That doesn't mean, of course, that you're not getting a cut in interest rates – just that your weekly or fortnightly (or monthly, but don't pay monthly, it will cost you more in the long run, as explained below) repayments stay the same.
That's smart because automatically you're paying an extra $45-$60 (or whatever it equates to on your mortgage) a month, which will see you get out of the debt-jail sooner.
And with house prices stagnant or falling, the one smart way to make money out of your property is pay it off more quickly and reduce the overall cost of acquiring it.
It has, of course, always been the best way to do things. Ask any pre-baby boomer and they will tell you that.
But in the heady debt-fuelled days of recent past it seemed too easy that you could buy a place, sit it out, burn up the redraw facility on the loan on cars, clothes and overseas holidays, and still double your money in a decade. However, after such big run-ups in house prices, everything has softened and we're not likely to see similar increases in home prices anytime soon.
Not that a slowing housing market is necessarily bad – despite the general pall it throws over things.
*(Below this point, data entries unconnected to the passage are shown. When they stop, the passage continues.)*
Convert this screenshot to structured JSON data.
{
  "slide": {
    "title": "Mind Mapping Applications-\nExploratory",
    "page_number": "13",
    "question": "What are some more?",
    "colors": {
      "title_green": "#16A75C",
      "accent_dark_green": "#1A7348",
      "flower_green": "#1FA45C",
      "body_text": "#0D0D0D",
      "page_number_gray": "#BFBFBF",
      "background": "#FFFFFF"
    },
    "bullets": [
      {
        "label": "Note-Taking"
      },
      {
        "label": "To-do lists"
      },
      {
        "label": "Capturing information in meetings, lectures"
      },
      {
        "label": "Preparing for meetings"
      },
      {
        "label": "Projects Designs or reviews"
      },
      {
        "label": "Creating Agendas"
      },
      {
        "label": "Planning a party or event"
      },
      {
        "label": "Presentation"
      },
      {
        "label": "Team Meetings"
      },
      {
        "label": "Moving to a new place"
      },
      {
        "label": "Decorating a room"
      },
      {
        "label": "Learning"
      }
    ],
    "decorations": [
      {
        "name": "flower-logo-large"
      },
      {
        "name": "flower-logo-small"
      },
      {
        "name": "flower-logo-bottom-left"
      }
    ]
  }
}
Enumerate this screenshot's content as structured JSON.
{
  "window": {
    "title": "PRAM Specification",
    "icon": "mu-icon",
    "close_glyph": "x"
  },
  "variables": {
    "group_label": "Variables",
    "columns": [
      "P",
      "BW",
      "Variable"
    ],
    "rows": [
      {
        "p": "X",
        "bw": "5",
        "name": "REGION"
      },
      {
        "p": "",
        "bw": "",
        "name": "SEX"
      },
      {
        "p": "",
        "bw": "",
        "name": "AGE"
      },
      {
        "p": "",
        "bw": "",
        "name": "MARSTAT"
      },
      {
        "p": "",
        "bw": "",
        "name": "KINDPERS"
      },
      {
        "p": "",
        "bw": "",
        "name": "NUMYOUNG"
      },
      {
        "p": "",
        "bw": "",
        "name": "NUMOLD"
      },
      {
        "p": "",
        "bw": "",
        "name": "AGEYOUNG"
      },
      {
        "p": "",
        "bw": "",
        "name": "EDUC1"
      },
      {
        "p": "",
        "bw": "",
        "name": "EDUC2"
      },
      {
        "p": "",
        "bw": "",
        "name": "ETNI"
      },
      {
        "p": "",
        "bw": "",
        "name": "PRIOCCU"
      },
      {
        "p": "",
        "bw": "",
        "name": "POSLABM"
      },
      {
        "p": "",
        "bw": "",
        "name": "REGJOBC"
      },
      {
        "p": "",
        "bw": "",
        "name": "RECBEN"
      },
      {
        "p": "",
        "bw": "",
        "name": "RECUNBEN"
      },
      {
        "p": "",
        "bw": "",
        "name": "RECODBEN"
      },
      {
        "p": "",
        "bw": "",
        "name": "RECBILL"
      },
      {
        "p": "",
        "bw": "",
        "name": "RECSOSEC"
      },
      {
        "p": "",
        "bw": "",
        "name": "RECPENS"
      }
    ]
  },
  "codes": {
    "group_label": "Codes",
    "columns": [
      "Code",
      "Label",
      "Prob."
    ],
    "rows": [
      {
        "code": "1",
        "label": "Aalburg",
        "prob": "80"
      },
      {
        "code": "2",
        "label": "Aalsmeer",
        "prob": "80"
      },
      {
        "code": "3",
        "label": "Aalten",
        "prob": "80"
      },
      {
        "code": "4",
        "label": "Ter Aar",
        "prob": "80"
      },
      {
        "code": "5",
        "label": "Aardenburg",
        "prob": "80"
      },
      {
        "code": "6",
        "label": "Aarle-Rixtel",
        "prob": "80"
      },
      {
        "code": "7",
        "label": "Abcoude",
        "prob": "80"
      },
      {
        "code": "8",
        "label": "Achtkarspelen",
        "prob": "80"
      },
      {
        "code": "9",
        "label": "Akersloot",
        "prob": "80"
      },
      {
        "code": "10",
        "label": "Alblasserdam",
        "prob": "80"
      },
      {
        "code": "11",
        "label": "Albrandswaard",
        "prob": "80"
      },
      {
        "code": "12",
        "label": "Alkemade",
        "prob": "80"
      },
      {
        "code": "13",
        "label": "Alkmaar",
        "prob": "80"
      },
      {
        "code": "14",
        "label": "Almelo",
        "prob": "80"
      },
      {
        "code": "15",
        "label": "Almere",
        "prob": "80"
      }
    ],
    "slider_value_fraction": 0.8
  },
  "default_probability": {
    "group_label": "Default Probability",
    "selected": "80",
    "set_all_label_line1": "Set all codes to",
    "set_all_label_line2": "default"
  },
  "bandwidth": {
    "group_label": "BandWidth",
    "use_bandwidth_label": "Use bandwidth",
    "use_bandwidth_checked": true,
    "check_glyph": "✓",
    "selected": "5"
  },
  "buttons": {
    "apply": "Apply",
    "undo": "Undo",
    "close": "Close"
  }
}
Investors may want those days to return but most people can see that steady prices are a lot healthier.
Houses, after all, are primarily for living in. There are other money-making vehicles out there that don't put the cost of basic shelter out of the average person's reach.
And the slowing housing market also – in part – took the pressure off the Reserve Bank to keep hiking rates after last year's Melbourne Cup.
When it comes to the cost of acquiring a home, you can do it the expensive way – borrowing the money (as most of us have to do), or the really, really expensive way (borrowing money and taking forever to pay it off).
Read full article at The Age Domain: http://news.domain.com.au/domain/blogs/talking-property/shave-a-tonne-off-you...:rainbow1_07_11_11